Your task
The full set of lines below has to be written out again exactly.

┄┄┄┄┄┄

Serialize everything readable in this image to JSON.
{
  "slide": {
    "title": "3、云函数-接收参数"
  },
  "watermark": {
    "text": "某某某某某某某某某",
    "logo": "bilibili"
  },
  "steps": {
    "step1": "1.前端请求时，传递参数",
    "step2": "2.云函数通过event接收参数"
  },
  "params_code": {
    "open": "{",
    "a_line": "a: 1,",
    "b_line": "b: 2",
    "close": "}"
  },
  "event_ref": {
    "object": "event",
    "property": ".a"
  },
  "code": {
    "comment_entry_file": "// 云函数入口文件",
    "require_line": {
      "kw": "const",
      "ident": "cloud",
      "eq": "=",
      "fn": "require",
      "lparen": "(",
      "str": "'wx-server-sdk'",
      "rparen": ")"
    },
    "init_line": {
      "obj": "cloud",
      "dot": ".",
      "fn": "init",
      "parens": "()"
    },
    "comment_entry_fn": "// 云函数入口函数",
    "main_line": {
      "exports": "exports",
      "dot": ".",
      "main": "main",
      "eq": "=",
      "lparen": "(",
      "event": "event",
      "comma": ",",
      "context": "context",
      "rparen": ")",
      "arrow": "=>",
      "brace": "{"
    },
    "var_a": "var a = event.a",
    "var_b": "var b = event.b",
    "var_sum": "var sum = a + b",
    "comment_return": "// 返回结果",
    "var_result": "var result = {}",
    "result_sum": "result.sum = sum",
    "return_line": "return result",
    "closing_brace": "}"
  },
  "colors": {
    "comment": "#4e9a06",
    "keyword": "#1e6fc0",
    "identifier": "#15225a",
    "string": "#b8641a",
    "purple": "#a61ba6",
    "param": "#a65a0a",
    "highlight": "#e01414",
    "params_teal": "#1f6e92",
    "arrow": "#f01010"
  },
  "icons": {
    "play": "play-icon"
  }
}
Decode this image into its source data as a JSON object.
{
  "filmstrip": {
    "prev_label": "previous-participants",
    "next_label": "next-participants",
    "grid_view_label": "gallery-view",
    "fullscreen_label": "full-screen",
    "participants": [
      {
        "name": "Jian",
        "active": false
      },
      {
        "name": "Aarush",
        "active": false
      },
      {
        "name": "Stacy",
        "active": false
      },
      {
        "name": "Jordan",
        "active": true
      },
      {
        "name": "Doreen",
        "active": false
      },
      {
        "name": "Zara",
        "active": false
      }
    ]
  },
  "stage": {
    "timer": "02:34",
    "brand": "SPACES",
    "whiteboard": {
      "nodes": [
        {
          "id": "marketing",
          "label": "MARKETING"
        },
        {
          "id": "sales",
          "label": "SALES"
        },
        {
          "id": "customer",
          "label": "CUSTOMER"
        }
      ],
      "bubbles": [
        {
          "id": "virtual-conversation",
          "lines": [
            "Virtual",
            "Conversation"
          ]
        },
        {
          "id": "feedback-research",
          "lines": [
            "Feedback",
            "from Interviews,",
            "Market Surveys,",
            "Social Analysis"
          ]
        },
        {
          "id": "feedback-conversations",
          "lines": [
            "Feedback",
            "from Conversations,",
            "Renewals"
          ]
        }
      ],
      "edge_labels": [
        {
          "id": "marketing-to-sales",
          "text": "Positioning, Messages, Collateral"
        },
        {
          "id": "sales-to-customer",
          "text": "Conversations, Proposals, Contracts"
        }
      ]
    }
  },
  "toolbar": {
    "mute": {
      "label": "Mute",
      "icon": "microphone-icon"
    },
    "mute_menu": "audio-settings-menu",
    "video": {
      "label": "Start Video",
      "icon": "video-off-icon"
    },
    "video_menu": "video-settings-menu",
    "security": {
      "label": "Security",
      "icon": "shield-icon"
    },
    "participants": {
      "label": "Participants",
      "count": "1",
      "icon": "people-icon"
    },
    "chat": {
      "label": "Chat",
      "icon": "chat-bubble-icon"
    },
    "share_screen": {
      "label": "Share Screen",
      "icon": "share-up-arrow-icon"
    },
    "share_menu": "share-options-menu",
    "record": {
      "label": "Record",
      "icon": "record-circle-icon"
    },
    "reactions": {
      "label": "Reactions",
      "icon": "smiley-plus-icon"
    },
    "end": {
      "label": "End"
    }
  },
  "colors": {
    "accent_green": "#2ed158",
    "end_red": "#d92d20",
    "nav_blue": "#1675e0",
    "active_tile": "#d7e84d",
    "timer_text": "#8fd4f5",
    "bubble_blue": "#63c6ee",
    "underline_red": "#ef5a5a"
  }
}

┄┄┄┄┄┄

Written response
Serialize everything readable in this image to JSON.
{
  "slide": {
    "title": "3、云函数-接收参数"
  },
  "watermark": {
    "text": "某某某某某某某某某",
    "logo": "bilibili"
  },
  "steps": {
    "step1": "1.前端请求时，传递参数",
    "step2": "2.云函数通过event接收参数"
  },
  "params_code": {
    "open": "{",
    "a_line": "a: 1,",
    "b_line": "b: 2",
    "close": "}"
  },
  "event_ref": {
    "object": "event",
    "property": ".a"
  },
  "code": {
    "comment_entry_file": "// 云函数入口文件",
    "require_line": {
      "kw": "const",
      "ident": "cloud",
      "eq": "=",
      "fn": "require",
      "lparen": "(",
      "str": "'wx-server-sdk'",
      "rparen": ")"
    },
    "init_line": {
      "obj": "cloud",
      "dot": ".",
      "fn": "init",
      "parens": "()"
    },
    "comment_entry_fn": "// 云函数入口函数",
    "main_line": {
      "exports": "exports",
      "dot": ".",
      "main": "main",
      "eq": "=",
      "lparen": "(",
      "event": "event",
      "comma": ",",
      "context": "context",
      "rparen": ")",
      "arrow": "=>",
      "brace": "{"
    },
    "var_a": "var a = event.a",
    "var_b": "var b = event.b",
    "var_sum": "var sum = a + b",
    "comment_return": "// 返回结果",
    "var_result": "var result = {}",
    "result_sum": "result.sum = sum",
    "return_line": "return result",
    "closing_brace": "}"
  },
  "colors": {
    "comment": "#4e9a06",
    "keyword": "#1e6fc0",
    "identifier": "#15225a",
    "string": "#b8641a",
    "purple": "#a61ba6",
    "param": "#a65a0a",
    "highlight": "#e01414",
    "params_teal": "#1f6e92",
    "arrow": "#f01010"
  },
  "icons": {
    "play": "play-icon"
  }
}
Decode this image into its source data as a JSON object.
{
  "filmstrip": {
    "prev_label": "previous-participants",
    "next_label": "next-participants",
    "grid_view_label": "gallery-view",
    "fullscreen_label": "full-screen",
    "participants": [
      {
        "name": "Jian",
        "active": false
      },
      {
        "name": "Aarush",
        "active": false
      },
      {
        "name": "Stacy",
        "active": false
      },
      {
        "name": "Jordan",
        "active": true
      },
      {
        "name": "Doreen",
        "active": false
      },
      {
        "name": "Zara",
        "active": false
      }
    ]
  },
  "stage": {
    "timer": "02:34",
    "brand": "SPACES",
    "whiteboard": {
      "nodes": [
        {
          "id": "marketing",
          "label": "MARKETING"
        },
        {
          "id": "sales",
          "label": "SALES"
        },
        {
          "id": "customer",
          "label": "CUSTOMER"
        }
      ],
      "bubbles": [
        {
          "id": "virtual-conversation",
          "lines": [
            "Virtual",
            "Conversation"
          ]
        },
        {
          "id": "feedback-research",
          "lines": [
            "Feedback",
            "from Interviews,",
            "Market Surveys,",
            "Social Analysis"
          ]
        },
        {
          "id": "feedback-conversations",
          "lines": [
            "Feedback",
            "from Conversations,",
            "Renewals"
          ]
        }
      ],
      "edge_labels": [
        {
          "id": "marketing-to-sales",
          "text": "Positioning, Messages, Collateral"
        },
        {
          "id": "sales-to-customer",
          "text": "Conversations, Proposals, Contracts"
        }
      ]
    }
  },
  "toolbar": {
    "mute": {
      "label": "Mute",
      "icon": "microphone-icon"
    },
    "mute_menu": "audio-settings-menu",
    "video": {
      "label": "Start Video",
      "icon": "video-off-icon"
    },
    "video_menu": "video-settings-menu",
    "security": {
      "label": "Security",
      "icon": "shield-icon"
    },
    "participants": {
      "label": "Participants",
      "count": "1",
      "icon": "people-icon"
    },
    "chat": {
      "label": "Chat",
      "icon": "chat-bubble-icon"
    },
    "share_screen": {
      "label": "Share Screen",
      "icon": "share-up-arrow-icon"
    },
    "share_menu": "share-options-menu",
    "record": {
      "label": "Record",
      "icon": "record-circle-icon"
    },
    "reactions": {
      "label": "Reactions",
      "icon": "smiley-plus-icon"
    },
    "end": {
      "label": "End"
    }
  },
  "colors": {
    "accent_green": "#2ed158",
    "end_red": "#d92d20",
    "nav_blue": "#1675e0",
    "active_tile": "#d7e84d",
    "timer_text": "#8fd4f5",
    "bubble_blue": "#63c6ee",
    "underline_red": "#ef5a5a"
  }
}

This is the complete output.